People are less likely to bother you and more likely to listen to you if you walk, sit, and act with awareness, calm, respect, and confidence, says Neeraa Maini Srivastav.
Is he/she really a bully?
If you have any doubts about who qualifies as a bully, this is for you.
The dictionary qualifies a bully as a 'blustering, quarrelsome, overbearing person who habitually badgers and intimidates smaller or weaker people.'
And we can find personifications of a bully anywhere -- at home, in school, college, at your workplace etc.
The act of bullying often includes:
- Talking about hurting someone
- Spreading rumours
- Leaving kids out on purpose
- Attacking someone by hitting them or yelling at them
Here it must be clarified that 'ragging' which started as a ritualistic practice to welcome freshers can turn into 'bullying' if it involves a consistent act of harming another -- physically, mentally, verbally or spiritually.
There are various kinds of bullying:
Physical bullying – includes hitting, kicking, or pushing you (or even just threatening to do so), as well as stealing, hiding, or ruining your things, and hazing, harassment, or humiliation.
Verbal bullying – includes name-calling, teasing, taunting, insulting, or otherwise verbally abusing you.
Relationship bullying -- includes refusing to talk to you, excluding you from groups or activities, spreading lies or rumours about you, making you do things you don’t want to do.
Bullying does not always happen in person. There are other ways too.
Bullying is no longer limited to schoolyards or street corners.
Cyberbullying is a type of bullying that happens online or through text messages or e-mails.
It includes posting rumours on sites like Facebook, sharing embarrassing pictures or videos, and making fake profiles or websites.
Cyberbullying can occur anywhere, even at home, via smartphones, e-mails, texts, and social media, 24 hours a day, with potentially hundreds of people involved.
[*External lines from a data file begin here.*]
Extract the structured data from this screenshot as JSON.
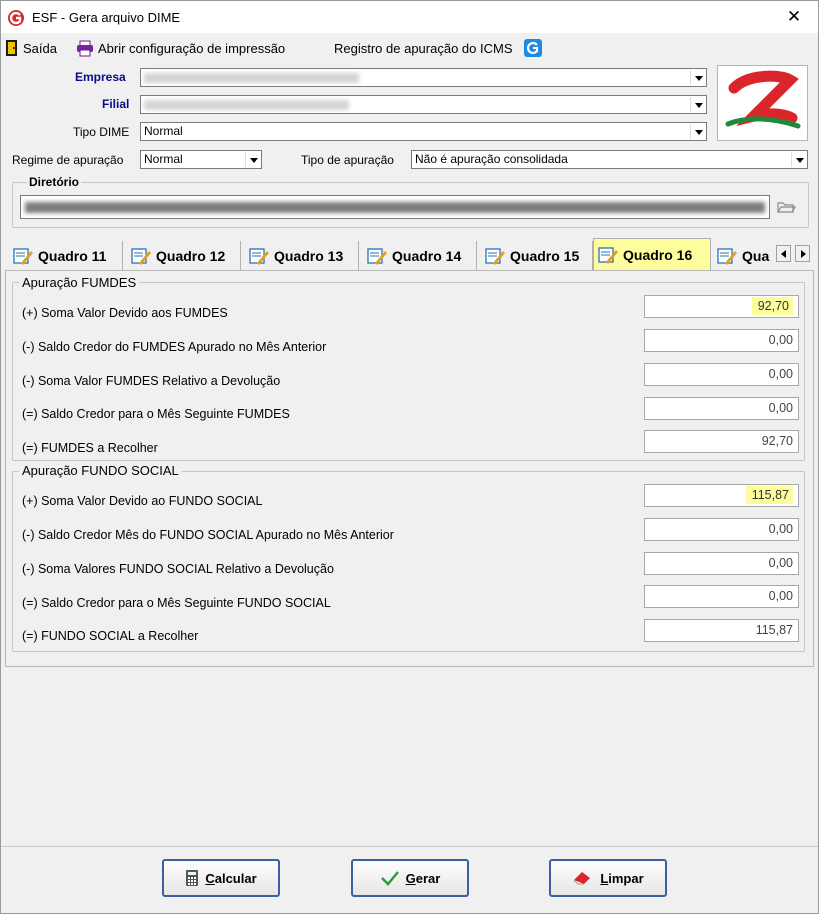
{
  "window": {
    "title": "ESF - Gera arquivo DIME",
    "close_glyph": "✕"
  },
  "toolbar": {
    "exit_label": "Saída",
    "print_config_label": "Abrir configuração de impressão",
    "icms_label": "Registro de apuração do ICMS"
  },
  "form": {
    "empresa_label": "Empresa",
    "filial_label": "Filial",
    "tipo_dime_label": "Tipo DIME",
    "tipo_dime_value": "Normal",
    "regime_label": "Regime de apuração",
    "regime_value": "Normal",
    "tipo_apuracao_label": "Tipo de apuração",
    "tipo_apuracao_value": "Não é apuração consolidada"
  },
  "directory": {
    "title": "Diretório"
  },
  "tabs": [
    {
      "label": "Quadro 11"
    },
    {
      "label": "Quadro 12"
    },
    {
      "label": "Quadro 13"
    },
    {
      "label": "Quadro 14"
    },
    {
      "label": "Quadro 15"
    },
    {
      "label": "Quadro 16",
      "active": true
    },
    {
      "label": "Qua"
    }
  ],
  "fumdes": {
    "title": "Apuração FUMDES",
    "rows": [
      {
        "label": "(+) Soma Valor Devido aos FUMDES",
        "value": "92,70",
        "highlight": true
      },
      {
        "label": "(-) Saldo Credor do FUMDES Apurado no Mês Anterior",
        "value": "0,00"
      },
      {
        "label": "(-) Soma Valor FUMDES Relativo a Devolução",
        "value": "0,00"
      },
      {
        "label": "(=) Saldo Credor para o Mês Seguinte FUMDES",
        "value": "0,00"
      },
      {
        "label": "(=) FUMDES a Recolher",
        "value": "92,70"
      }
    ]
  },
  "fundo_social": {
    "title": "Apuração FUNDO SOCIAL",
    "rows": [
      {
        "label": "(+) Soma Valor Devido ao FUNDO SOCIAL",
        "value": "115,87",
        "highlight": true
      },
      {
        "label": "(-) Saldo Credor Mês do FUNDO SOCIAL Apurado no Mês Anterior",
        "value": "0,00"
      },
      {
        "label": "(-) Soma Valores FUNDO SOCIAL Relativo a Devolução",
        "value": "0,00"
      },
      {
        "label": "(=) Saldo Credor para o Mês Seguinte FUNDO SOCIAL",
        "value": "0,00"
      },
      {
        "label": "(=) FUNDO SOCIAL a Recolher",
        "value": "115,87"
      }
    ]
  },
  "buttons": {
    "calcular_first": "C",
    "calcular_rest": "alcular",
    "gerar_first": "G",
    "gerar_rest": "erar",
    "limpar_first": "L",
    "limpar_rest": "impar"
  },
  "colors": {
    "highlight": "#fdfd9e",
    "label_blue": "#0a0a8a",
    "logo_red": "#d8262a",
    "logo_green": "#1f8a3a"
  }
}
But no type of bullying should ever be tolerated.
Often the roles can be reversed.
You may have been bullied or been a bully at some time, place or occasion.
Whatever the situation, it’s important to know how to deal with it.
The first step to dealing with bullying is knowing and identifying it.
Before indulging in any act, think if you are acting from your own feelings or those of others.
Instead of acting on impulse, think of what the consequences of your action can be.
It pays to remember that you never look good by making someone else look bad.
Especially if you are the victim, remind yourself that this is a temporary, isolated situation that can change with your effort that includes extending a hand of friendship and forgiveness
Having caused harm in anyway through your bullying, it always helps to offer an apology and make amends instead of creating a hostile relationship
And in case of cyber bullying, disconnect with the aggressor and stop responding to the messages/emails etc- and notify an authority.
Random acts of kindness
In your daily activities, ensure you practise one act of kindness to another fellow student without expectation of a personal benefit or reward
This is the age when you create the seeds of leadership.
How about leading an initiative like anti-bullying and putting your creativity into creating solutions based on empathy for stopping the wilful acts of meanness directed at others.
Having dissected bullying, one of the key ways to prevent either being a bully or being the victim is maintaining a balance between body, mind and spirit.
It is known that engaging in any sporting activity reduces aggression. So burn up that energy and you will experience a different you.
Dealing with your emotions , expressing them fully, not carrying emotional baggage or cultivating love for others reduces the need to even indulge in bullying.
On the other hand, developing confidence and an optimistic outlook enables you to tide over a bullying incident!
Lastly, connecting and having reverence for the creator of the Universe and your fellow beings is really all the awareness needed to eradicate bullying from this planet.
Finally it all comes down to acting with awareness, calm, respect and confidence.
People are less likely to bother you and more likely to listen to you if you walk, sit, and act with awareness, calm, respect, and confidence.
Projecting a positive, assertive attitude means holding your head high, keeping your back straight, walking briskly, looking around, and having a peaceful face and body.
Staying aware also helps you to notice problems so that you can deal with them sooner rather than later.
Like they say, 'If people throw stones at you, then pick them up and build something!'
Neeraa Maini Srivastav is the author of 150 Brilliant Ideas To Keep Young Minds Fit & Fine.
Dear readers, have you or anyone you know fought bullying at school, college or the workplace?
How did you deal with it?
Did you give in or did you fight back?
Were there consequences? Who helped you?
What did you learn from the experience? Share your stories, learnings and tips with all of us.